§ **Assignment**: Reproduce exactly the lines below, starting at the line that contains "Read all visible content and emit it as JSON." and ending with the last line of the records, both included; leave out any pictures.

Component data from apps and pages
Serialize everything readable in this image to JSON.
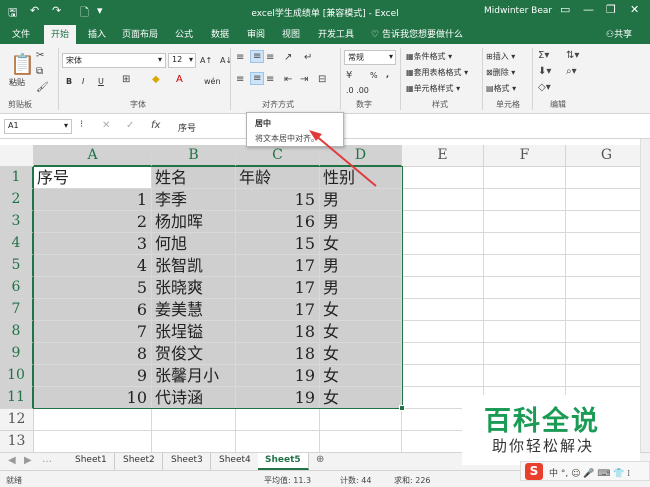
{
  "app": {
    "title": "excel学生成绩单 [兼容模式] - Excel",
    "user": "Midwinter Bear"
  },
  "quick_access": {
    "save": "🖫",
    "undo": "↶",
    "redo": "↷",
    "new": "🗋",
    "more": "▾"
  },
  "window_controls": {
    "ribbon_options": "▭",
    "minimize": "—",
    "restore": "❐",
    "close": "✕"
  },
  "tabs": [
    "文件",
    "开始",
    "插入",
    "页面布局",
    "公式",
    "数据",
    "审阅",
    "视图",
    "开发工具"
  ],
  "active_tab": "开始",
  "tell_me": "告诉我您想要做什么",
  "share": "共享",
  "ribbon": {
    "paste_label": "粘贴",
    "font_name": "宋体",
    "font_size": "12",
    "number_format": "常规",
    "bold": "B",
    "italic": "I",
    "underline": "U",
    "grow_font": "A↑",
    "shrink_font": "A↓",
    "wen": "wén",
    "percent": "%",
    "comma": ",",
    "cond_format": "条件格式 ▾",
    "table_format": "套用表格格式 ▾",
    "cell_styles": "单元格样式 ▾",
    "insert": "插入 ▾",
    "delete": "删除 ▾",
    "format": "格式 ▾",
    "groups": [
      "剪贴板",
      "字体",
      "对齐方式",
      "数字",
      "样式",
      "单元格",
      "编辑"
    ]
  },
  "tooltip": {
    "title": "居中",
    "desc": "将文本居中对齐。"
  },
  "formula_bar": {
    "name_box": "A1",
    "fx": "fx",
    "cancel": "✕",
    "enter": "✓",
    "content": "序号"
  },
  "columns": [
    "A",
    "B",
    "C",
    "D",
    "E",
    "F",
    "G"
  ],
  "rows": [
    "1",
    "2",
    "3",
    "4",
    "5",
    "6",
    "7",
    "8",
    "9",
    "10",
    "11",
    "12",
    "13"
  ],
  "table": {
    "header": [
      "序号",
      "姓名",
      "年龄",
      "性别"
    ],
    "data": [
      [
        "1",
        "李季",
        "15",
        "男"
      ],
      [
        "2",
        "杨加晖",
        "16",
        "男"
      ],
      [
        "3",
        "何旭",
        "15",
        "女"
      ],
      [
        "4",
        "张智凯",
        "17",
        "男"
      ],
      [
        "5",
        "张晓爽",
        "17",
        "男"
      ],
      [
        "6",
        "姜美慧",
        "17",
        "女"
      ],
      [
        "7",
        "张埕镒",
        "18",
        "女"
      ],
      [
        "8",
        "贺俊文",
        "18",
        "女"
      ],
      [
        "9",
        "张馨月小",
        "19",
        "女"
      ],
      [
        "10",
        "代诗涵",
        "19",
        "女"
      ]
    ]
  },
  "sheets": [
    "Sheet1",
    "Sheet2",
    "Sheet3",
    "Sheet4",
    "Sheet5"
  ],
  "active_sheet": "Sheet5",
  "status": {
    "mode": "就绪",
    "average": "平均值: 11.3",
    "count": "计数: 44",
    "sum": "求和: 226"
  },
  "watermark": {
    "title": "百科全说",
    "subtitle": "助你轻松解决"
  },
  "ime": {
    "logo": "S",
    "items": "中 °, ☺ 🎤 ⌨ 👕 ⁞"
  },
  "colors": {
    "excel_green": "#217346",
    "selection_gray": "#cfcfcf",
    "arrow_red": "#e03a3a",
    "watermark_green": "#1b9b55"
  }
}
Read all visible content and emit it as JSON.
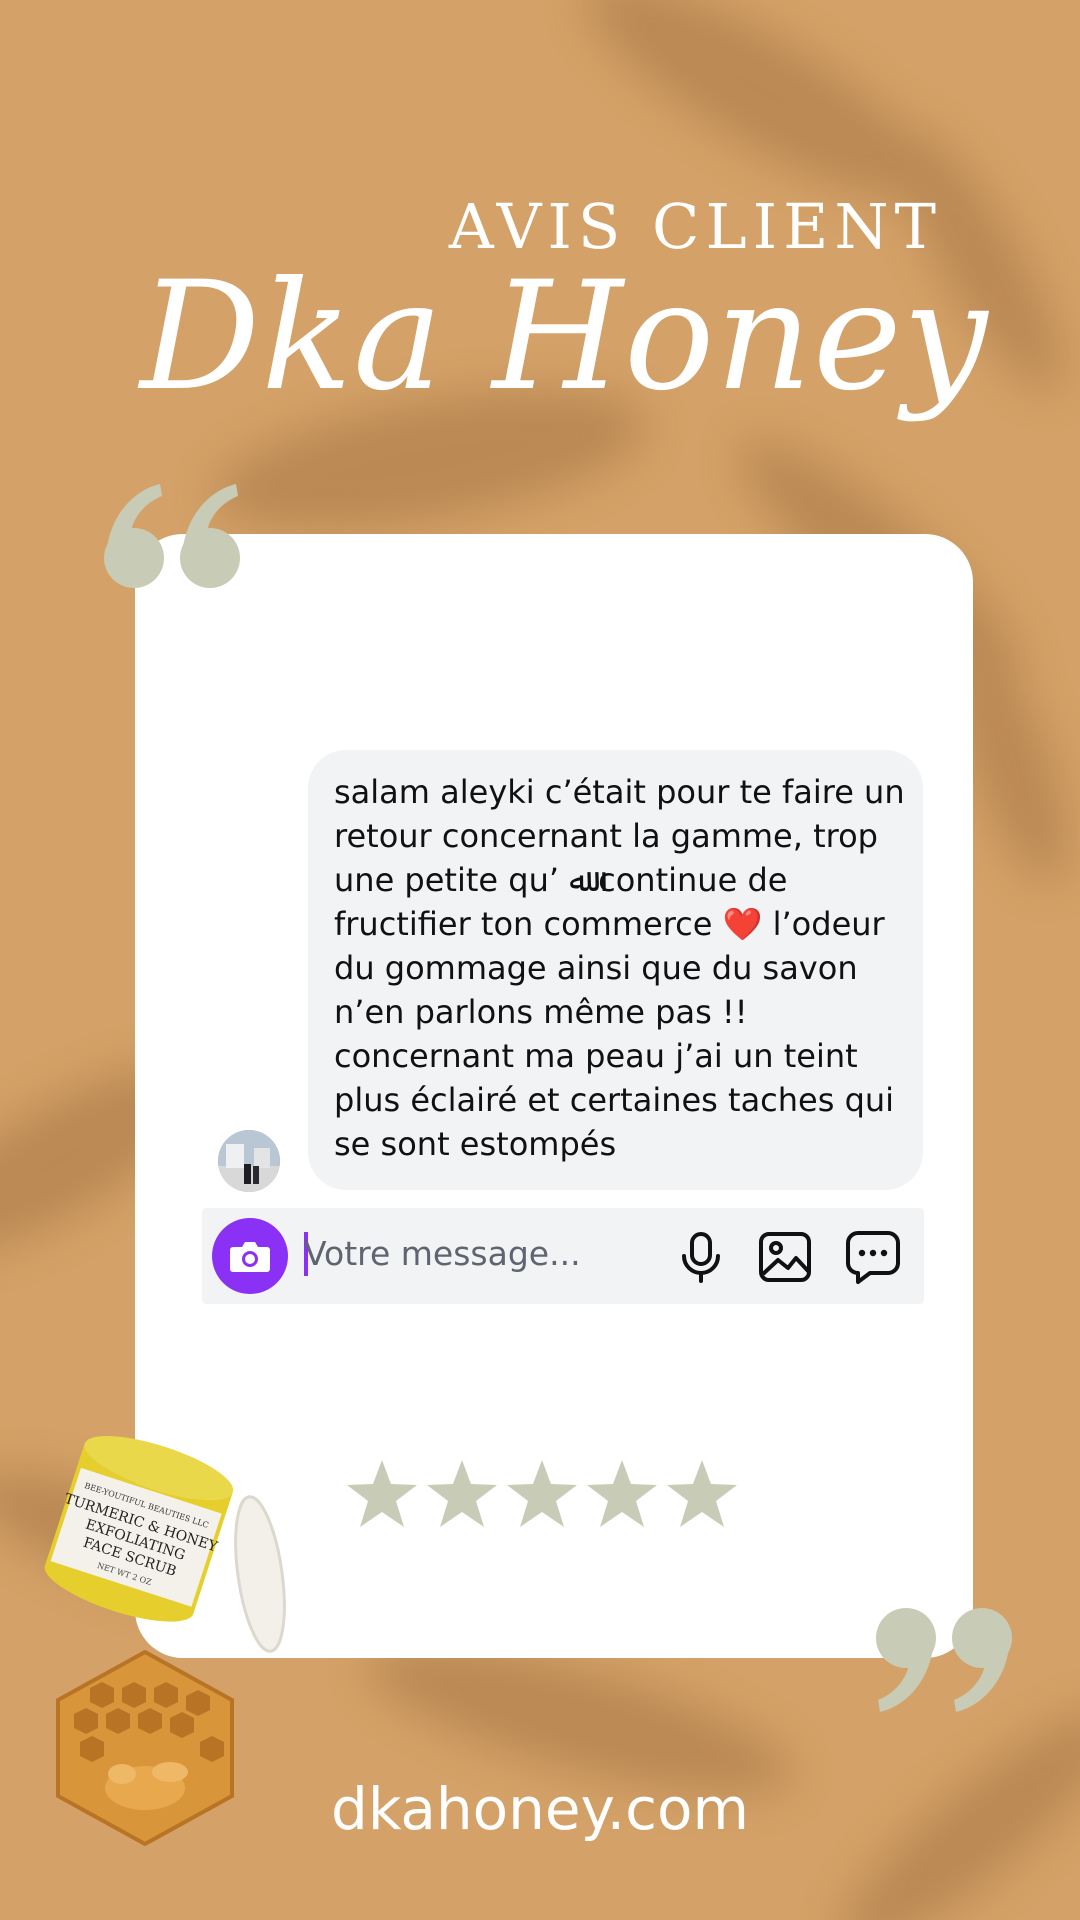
{
  "header": {
    "subtitle": "AVIS CLIENT",
    "brand": "Dka Honey"
  },
  "review": {
    "message": "salam aleyki c’était pour te faire un retour concernant la gamme, trop une petite qu’ ﷲ continue de fructifier ton commerce ❤️ l’odeur du gommage ainsi que du savon n’en parlons même pas !! concernant ma peau j’ai un teint plus éclairé et certaines taches qui se sont estompés"
  },
  "composer": {
    "placeholder": "Votre message...",
    "icons": [
      "camera-icon",
      "microphone-icon",
      "image-icon",
      "chat-icon"
    ]
  },
  "rating": {
    "value": 5,
    "max": 5
  },
  "product": {
    "jar_label_lines": [
      "BEE-YOUTIFUL BEAUTIES LLC",
      "TURMERIC & HONEY",
      "EXFOLIATING",
      "FACE SCRUB",
      "NET WT 2 OZ"
    ]
  },
  "footer": {
    "website": "dkahoney.com"
  },
  "colors": {
    "background": "#d4a268",
    "accent_sage": "#c8cbb5",
    "camera_button": "#8b31f5",
    "bubble": "#f2f3f5"
  }
}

§ **Answer section**:
Read all visible content and emit it as JSON.
{
  "header": {
    "subtitle": "AVIS CLIENT",
    "brand": "Dka Honey"
  },
  "review": {
    "message": "salam aleyki c’était pour te faire un retour concernant la gamme, trop une petite qu’ ﷲ continue de fructifier ton commerce ❤️ l’odeur du gommage ainsi que du savon n’en parlons même pas !! concernant ma peau j’ai un teint plus éclairé et certaines taches qui se sont estompés"
  },
  "composer": {
    "placeholder": "Votre message...",
    "icons": [
      "camera-icon",
      "microphone-icon",
      "image-icon",
      "chat-icon"
    ]
  },
  "rating": {
    "value": 5,
    "max": 5
  },
  "product": {
    "jar_label_lines": [
      "BEE-YOUTIFUL BEAUTIES LLC",
      "TURMERIC & HONEY",
      "EXFOLIATING",
      "FACE SCRUB",
      "NET WT 2 OZ"
    ]
  },
  "footer": {
    "website": "dkahoney.com"
  },
  "colors": {
    "background": "#d4a268",
    "accent_sage": "#c8cbb5",
    "camera_button": "#8b31f5",
    "bubble": "#f2f3f5"
  }
}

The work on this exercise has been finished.